# EXERCISE DETAILS:
Please copy the records below word for word, leaving out the pictures.

--- DATASET RECORDS Enclosed Below ---

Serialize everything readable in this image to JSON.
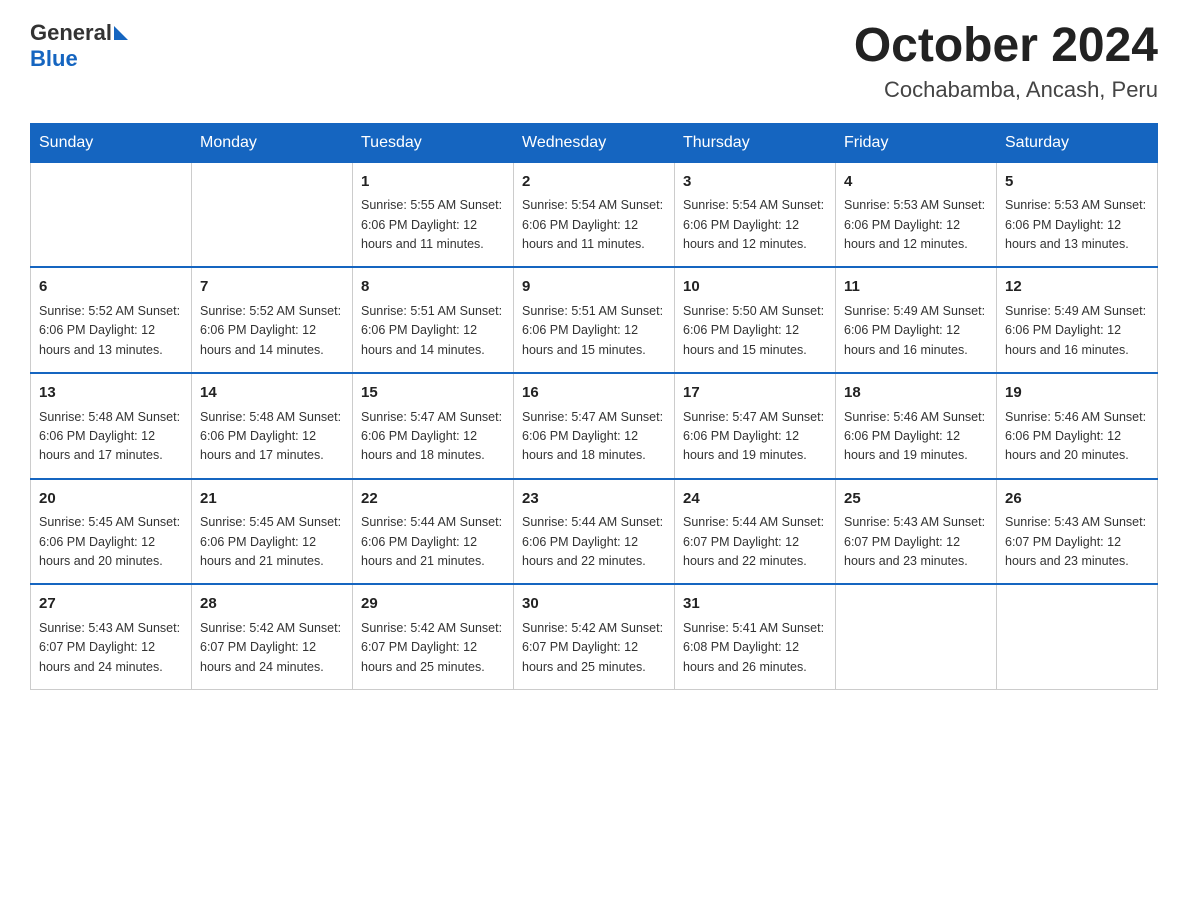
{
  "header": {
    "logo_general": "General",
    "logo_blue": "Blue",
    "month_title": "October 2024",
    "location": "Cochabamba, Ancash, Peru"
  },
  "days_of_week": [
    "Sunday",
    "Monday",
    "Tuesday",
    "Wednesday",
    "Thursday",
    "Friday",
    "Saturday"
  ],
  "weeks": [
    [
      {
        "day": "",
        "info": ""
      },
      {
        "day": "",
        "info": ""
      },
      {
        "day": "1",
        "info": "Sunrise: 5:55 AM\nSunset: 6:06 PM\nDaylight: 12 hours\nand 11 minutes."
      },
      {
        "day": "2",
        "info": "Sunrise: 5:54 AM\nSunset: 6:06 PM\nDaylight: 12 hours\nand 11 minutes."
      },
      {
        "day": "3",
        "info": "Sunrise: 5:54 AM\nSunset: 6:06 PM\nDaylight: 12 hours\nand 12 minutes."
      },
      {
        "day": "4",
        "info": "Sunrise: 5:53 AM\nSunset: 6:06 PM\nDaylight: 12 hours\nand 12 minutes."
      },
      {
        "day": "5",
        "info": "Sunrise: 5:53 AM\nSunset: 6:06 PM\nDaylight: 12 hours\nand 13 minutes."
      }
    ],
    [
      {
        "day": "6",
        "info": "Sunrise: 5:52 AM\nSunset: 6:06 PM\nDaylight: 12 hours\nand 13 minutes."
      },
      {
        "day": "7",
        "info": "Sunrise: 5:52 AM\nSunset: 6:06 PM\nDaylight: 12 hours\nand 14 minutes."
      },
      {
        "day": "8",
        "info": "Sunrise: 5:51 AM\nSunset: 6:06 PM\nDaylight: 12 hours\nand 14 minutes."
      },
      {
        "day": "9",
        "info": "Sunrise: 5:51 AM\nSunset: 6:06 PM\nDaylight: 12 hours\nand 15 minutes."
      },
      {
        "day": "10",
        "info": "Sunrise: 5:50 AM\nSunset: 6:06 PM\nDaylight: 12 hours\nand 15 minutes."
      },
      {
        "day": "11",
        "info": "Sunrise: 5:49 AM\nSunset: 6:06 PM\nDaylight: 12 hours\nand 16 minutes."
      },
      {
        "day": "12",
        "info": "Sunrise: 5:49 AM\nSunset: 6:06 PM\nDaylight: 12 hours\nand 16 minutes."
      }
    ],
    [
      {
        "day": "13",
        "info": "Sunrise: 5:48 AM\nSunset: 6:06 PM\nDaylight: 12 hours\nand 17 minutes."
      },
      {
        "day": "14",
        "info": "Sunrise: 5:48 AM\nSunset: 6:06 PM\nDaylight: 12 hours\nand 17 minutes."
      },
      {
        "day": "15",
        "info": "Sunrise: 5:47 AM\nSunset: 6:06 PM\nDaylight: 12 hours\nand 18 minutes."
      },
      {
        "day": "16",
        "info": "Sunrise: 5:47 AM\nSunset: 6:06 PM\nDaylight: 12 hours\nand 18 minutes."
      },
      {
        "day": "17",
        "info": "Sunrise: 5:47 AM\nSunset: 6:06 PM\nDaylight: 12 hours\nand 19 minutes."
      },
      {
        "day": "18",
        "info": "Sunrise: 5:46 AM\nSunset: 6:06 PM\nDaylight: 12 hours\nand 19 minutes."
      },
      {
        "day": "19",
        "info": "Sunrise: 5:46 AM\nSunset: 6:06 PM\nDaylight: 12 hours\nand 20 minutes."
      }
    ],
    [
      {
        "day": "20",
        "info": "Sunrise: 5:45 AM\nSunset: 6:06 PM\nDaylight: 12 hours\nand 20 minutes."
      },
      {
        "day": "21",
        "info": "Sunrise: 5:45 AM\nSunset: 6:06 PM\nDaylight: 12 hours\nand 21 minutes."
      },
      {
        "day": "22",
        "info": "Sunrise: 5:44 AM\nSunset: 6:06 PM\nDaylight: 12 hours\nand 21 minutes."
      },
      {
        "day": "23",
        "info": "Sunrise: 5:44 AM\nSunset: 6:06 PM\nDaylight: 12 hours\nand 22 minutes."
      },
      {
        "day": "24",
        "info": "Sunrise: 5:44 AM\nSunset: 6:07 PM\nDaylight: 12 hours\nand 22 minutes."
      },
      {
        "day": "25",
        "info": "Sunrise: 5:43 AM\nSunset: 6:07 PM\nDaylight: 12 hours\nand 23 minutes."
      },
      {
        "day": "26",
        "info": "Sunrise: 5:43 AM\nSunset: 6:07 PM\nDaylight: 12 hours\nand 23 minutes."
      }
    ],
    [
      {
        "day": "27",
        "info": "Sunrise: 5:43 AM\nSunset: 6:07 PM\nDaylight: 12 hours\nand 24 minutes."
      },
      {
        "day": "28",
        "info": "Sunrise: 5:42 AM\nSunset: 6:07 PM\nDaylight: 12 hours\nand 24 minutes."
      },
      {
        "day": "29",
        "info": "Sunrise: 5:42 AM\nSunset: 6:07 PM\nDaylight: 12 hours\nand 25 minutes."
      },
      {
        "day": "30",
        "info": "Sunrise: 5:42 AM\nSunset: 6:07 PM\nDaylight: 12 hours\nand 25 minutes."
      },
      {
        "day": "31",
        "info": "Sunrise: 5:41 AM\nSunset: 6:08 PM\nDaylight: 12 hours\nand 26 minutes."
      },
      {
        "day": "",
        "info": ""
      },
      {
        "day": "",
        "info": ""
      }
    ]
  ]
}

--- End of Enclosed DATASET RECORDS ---

# OUTPUT FOR THIS TASK:
Serialize everything readable in this image to JSON.
{
  "header": {
    "logo_general": "General",
    "logo_blue": "Blue",
    "month_title": "October 2024",
    "location": "Cochabamba, Ancash, Peru"
  },
  "days_of_week": [
    "Sunday",
    "Monday",
    "Tuesday",
    "Wednesday",
    "Thursday",
    "Friday",
    "Saturday"
  ],
  "weeks": [
    [
      {
        "day": "",
        "info": ""
      },
      {
        "day": "",
        "info": ""
      },
      {
        "day": "1",
        "info": "Sunrise: 5:55 AM\nSunset: 6:06 PM\nDaylight: 12 hours\nand 11 minutes."
      },
      {
        "day": "2",
        "info": "Sunrise: 5:54 AM\nSunset: 6:06 PM\nDaylight: 12 hours\nand 11 minutes."
      },
      {
        "day": "3",
        "info": "Sunrise: 5:54 AM\nSunset: 6:06 PM\nDaylight: 12 hours\nand 12 minutes."
      },
      {
        "day": "4",
        "info": "Sunrise: 5:53 AM\nSunset: 6:06 PM\nDaylight: 12 hours\nand 12 minutes."
      },
      {
        "day": "5",
        "info": "Sunrise: 5:53 AM\nSunset: 6:06 PM\nDaylight: 12 hours\nand 13 minutes."
      }
    ],
    [
      {
        "day": "6",
        "info": "Sunrise: 5:52 AM\nSunset: 6:06 PM\nDaylight: 12 hours\nand 13 minutes."
      },
      {
        "day": "7",
        "info": "Sunrise: 5:52 AM\nSunset: 6:06 PM\nDaylight: 12 hours\nand 14 minutes."
      },
      {
        "day": "8",
        "info": "Sunrise: 5:51 AM\nSunset: 6:06 PM\nDaylight: 12 hours\nand 14 minutes."
      },
      {
        "day": "9",
        "info": "Sunrise: 5:51 AM\nSunset: 6:06 PM\nDaylight: 12 hours\nand 15 minutes."
      },
      {
        "day": "10",
        "info": "Sunrise: 5:50 AM\nSunset: 6:06 PM\nDaylight: 12 hours\nand 15 minutes."
      },
      {
        "day": "11",
        "info": "Sunrise: 5:49 AM\nSunset: 6:06 PM\nDaylight: 12 hours\nand 16 minutes."
      },
      {
        "day": "12",
        "info": "Sunrise: 5:49 AM\nSunset: 6:06 PM\nDaylight: 12 hours\nand 16 minutes."
      }
    ],
    [
      {
        "day": "13",
        "info": "Sunrise: 5:48 AM\nSunset: 6:06 PM\nDaylight: 12 hours\nand 17 minutes."
      },
      {
        "day": "14",
        "info": "Sunrise: 5:48 AM\nSunset: 6:06 PM\nDaylight: 12 hours\nand 17 minutes."
      },
      {
        "day": "15",
        "info": "Sunrise: 5:47 AM\nSunset: 6:06 PM\nDaylight: 12 hours\nand 18 minutes."
      },
      {
        "day": "16",
        "info": "Sunrise: 5:47 AM\nSunset: 6:06 PM\nDaylight: 12 hours\nand 18 minutes."
      },
      {
        "day": "17",
        "info": "Sunrise: 5:47 AM\nSunset: 6:06 PM\nDaylight: 12 hours\nand 19 minutes."
      },
      {
        "day": "18",
        "info": "Sunrise: 5:46 AM\nSunset: 6:06 PM\nDaylight: 12 hours\nand 19 minutes."
      },
      {
        "day": "19",
        "info": "Sunrise: 5:46 AM\nSunset: 6:06 PM\nDaylight: 12 hours\nand 20 minutes."
      }
    ],
    [
      {
        "day": "20",
        "info": "Sunrise: 5:45 AM\nSunset: 6:06 PM\nDaylight: 12 hours\nand 20 minutes."
      },
      {
        "day": "21",
        "info": "Sunrise: 5:45 AM\nSunset: 6:06 PM\nDaylight: 12 hours\nand 21 minutes."
      },
      {
        "day": "22",
        "info": "Sunrise: 5:44 AM\nSunset: 6:06 PM\nDaylight: 12 hours\nand 21 minutes."
      },
      {
        "day": "23",
        "info": "Sunrise: 5:44 AM\nSunset: 6:06 PM\nDaylight: 12 hours\nand 22 minutes."
      },
      {
        "day": "24",
        "info": "Sunrise: 5:44 AM\nSunset: 6:07 PM\nDaylight: 12 hours\nand 22 minutes."
      },
      {
        "day": "25",
        "info": "Sunrise: 5:43 AM\nSunset: 6:07 PM\nDaylight: 12 hours\nand 23 minutes."
      },
      {
        "day": "26",
        "info": "Sunrise: 5:43 AM\nSunset: 6:07 PM\nDaylight: 12 hours\nand 23 minutes."
      }
    ],
    [
      {
        "day": "27",
        "info": "Sunrise: 5:43 AM\nSunset: 6:07 PM\nDaylight: 12 hours\nand 24 minutes."
      },
      {
        "day": "28",
        "info": "Sunrise: 5:42 AM\nSunset: 6:07 PM\nDaylight: 12 hours\nand 24 minutes."
      },
      {
        "day": "29",
        "info": "Sunrise: 5:42 AM\nSunset: 6:07 PM\nDaylight: 12 hours\nand 25 minutes."
      },
      {
        "day": "30",
        "info": "Sunrise: 5:42 AM\nSunset: 6:07 PM\nDaylight: 12 hours\nand 25 minutes."
      },
      {
        "day": "31",
        "info": "Sunrise: 5:41 AM\nSunset: 6:08 PM\nDaylight: 12 hours\nand 26 minutes."
      },
      {
        "day": "",
        "info": ""
      },
      {
        "day": "",
        "info": ""
      }
    ]
  ]
}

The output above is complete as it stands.